Hong Kong is not a country but a special administrative region of China and it has to "live and work" within the principle, said Lee in a dialogue at the Forbes Global CEO Conference in Singapore on Oct 16.
Lee said that protesters demanding universal suffrage and an amnesty for those charged with rioting are trying to humiliate and bring down the city's government, Reuters reported.
He also said that dealing with the city's deep-rooted social issues such as its housing crunch required political courage from its leaders.
Highlighting housing in Hong Kong, Lee said: "It is expensive, young people can't afford if, a flat costs 22 years' worth of income so it's not practical, and even to rent a space is very expensive. And so people feel, 'what am I slogging for, where is the future? Where is the pot of gold?'"

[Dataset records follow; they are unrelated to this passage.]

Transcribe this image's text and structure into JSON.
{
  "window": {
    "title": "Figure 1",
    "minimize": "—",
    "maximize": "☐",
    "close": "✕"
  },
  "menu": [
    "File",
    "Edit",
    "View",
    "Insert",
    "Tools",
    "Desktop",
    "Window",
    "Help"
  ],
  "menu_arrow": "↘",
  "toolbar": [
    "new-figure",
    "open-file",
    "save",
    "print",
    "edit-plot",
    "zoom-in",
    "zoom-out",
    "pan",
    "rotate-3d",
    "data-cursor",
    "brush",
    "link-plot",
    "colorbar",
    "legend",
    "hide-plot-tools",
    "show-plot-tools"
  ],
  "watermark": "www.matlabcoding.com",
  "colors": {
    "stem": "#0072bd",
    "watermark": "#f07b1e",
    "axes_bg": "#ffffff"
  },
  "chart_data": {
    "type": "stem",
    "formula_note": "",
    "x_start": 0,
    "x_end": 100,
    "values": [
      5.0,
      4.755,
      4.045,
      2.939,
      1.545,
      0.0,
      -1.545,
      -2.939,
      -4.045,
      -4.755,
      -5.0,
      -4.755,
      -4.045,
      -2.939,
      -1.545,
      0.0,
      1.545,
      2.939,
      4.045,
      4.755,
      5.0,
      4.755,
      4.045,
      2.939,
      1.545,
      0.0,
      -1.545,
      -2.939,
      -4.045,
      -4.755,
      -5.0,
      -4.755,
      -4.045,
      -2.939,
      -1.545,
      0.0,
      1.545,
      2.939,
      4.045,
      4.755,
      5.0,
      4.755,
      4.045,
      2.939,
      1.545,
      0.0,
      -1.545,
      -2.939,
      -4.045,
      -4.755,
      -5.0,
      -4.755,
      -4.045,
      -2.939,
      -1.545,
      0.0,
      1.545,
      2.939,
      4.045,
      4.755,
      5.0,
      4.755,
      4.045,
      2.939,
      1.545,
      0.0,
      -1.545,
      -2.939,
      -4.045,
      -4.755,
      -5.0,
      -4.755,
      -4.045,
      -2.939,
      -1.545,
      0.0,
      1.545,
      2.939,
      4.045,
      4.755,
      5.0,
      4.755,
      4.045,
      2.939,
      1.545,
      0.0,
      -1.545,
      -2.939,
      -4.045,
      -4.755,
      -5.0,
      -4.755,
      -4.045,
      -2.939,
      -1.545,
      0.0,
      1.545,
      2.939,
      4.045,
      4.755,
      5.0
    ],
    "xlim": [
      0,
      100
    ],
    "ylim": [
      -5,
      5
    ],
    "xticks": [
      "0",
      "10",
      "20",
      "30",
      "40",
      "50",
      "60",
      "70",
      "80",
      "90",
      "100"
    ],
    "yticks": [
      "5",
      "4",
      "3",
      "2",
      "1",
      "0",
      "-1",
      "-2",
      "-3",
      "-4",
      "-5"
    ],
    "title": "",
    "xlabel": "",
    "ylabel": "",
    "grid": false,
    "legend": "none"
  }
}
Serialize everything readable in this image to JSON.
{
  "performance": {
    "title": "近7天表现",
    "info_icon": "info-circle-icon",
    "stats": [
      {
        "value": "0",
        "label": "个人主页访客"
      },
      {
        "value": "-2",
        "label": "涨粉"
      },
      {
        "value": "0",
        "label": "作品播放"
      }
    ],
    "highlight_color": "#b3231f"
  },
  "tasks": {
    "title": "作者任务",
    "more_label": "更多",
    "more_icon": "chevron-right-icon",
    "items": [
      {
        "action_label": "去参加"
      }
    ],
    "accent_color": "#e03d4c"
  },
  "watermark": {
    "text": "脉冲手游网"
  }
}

These are things, Lee said, that the SAR government can make progress on, but it will take time.
Lee said Singapore thrives best when the region is stable, when other countries are prospering and when Singapore can do business with them.
"We look on with concern, we hope that Hong Kong will be able to overcome these problems," he said.
Lee explained that Singapore focuses very much on the basic needs of the people through the government's housing schemes, healthcare system and education infrastructure.
"We have tried to make sure that people have basic needs met, aspirations achievable, and a sense that this is theirs, this is their country, that they have every reason to be proud of it and they will defend the system and they will defend the country," Lee said.
The prime minister has made remarks on Hong Kong on several other occasions.
Speaking at an event organized by the Japanese Chamber of Commerce and Industry in Singapore on Oct 10, Lee described Hong Kong's situation as "grave" because there is "a very deep split in the society and in attitudes", according to Japan's weekly Nikkei Asian Review.
Hong Kong and Singapore are often compared owing to their shared status as Asian financial centers and regional transport hubs, as well as their high educational standards.
He said Hong Kong's unrest is "bad" for Singapore, adding that it is "much better for us" that Hong Kong remains "prosperous and stable".
"We cooperate with them, we compete with them. They will do business and we will do business with them ...," Lee stressed. "The instability affects the whole region and the lack of confidence will affect the rest of the region as well."
He said the issues behind the unrest in Hong Kong include housing, jobs, medical care and education.
Addressing the 14th East Asia Summit in Thai capital Bangkok on Nov 5, Lee said that Hong Kong must find solutions to resolve the current situation under the framework of "one country, two systems", calling on all sides to regard the chaos in Hong Kong as "a political challenge" that must be handled with joint efforts, according to China's Central Global Television Network.
"Hong Kong must find the solution under the framework of 'one country, two systems' as Hong Kong is always a part of China," the prime minister said, expressing the hope that Hong Kong restores order soon "as a stable Hong Kong benefits regional peace".
In an interview with Bloomberg earlier, Lee's wife Ho Ching made similar remarks. She believed that the best option for Hong Kong is to "rethink its role in the region and world".
Ho suggested that Hong Kong residents first "look deep within themselves" to decide what role they wish to play in and for China, and if they want to play a constructive role in the world.
In an opinion piece published by the South China Morning Post, Joshua Lok, a freelance journalist based in Hong Kong, said that with a similar colonial past, territorial size and economic success, Singapore and Hong Kong serve as mutual yardsticks for progress and remain competitors at the forefront of the Asia-Pacific region.
Sections of the majority Chinese population in Singapore have expressed a general disdain at the ongoing protests in Hong Kong, often taking to social media to voice their objections, Lok said.
Reaping the rewards of rising wages, gainful employment and increasing affluence, many Singaporeans have moved into high-rise housing as homeowners under the country's housing development scheme, Lok wrote.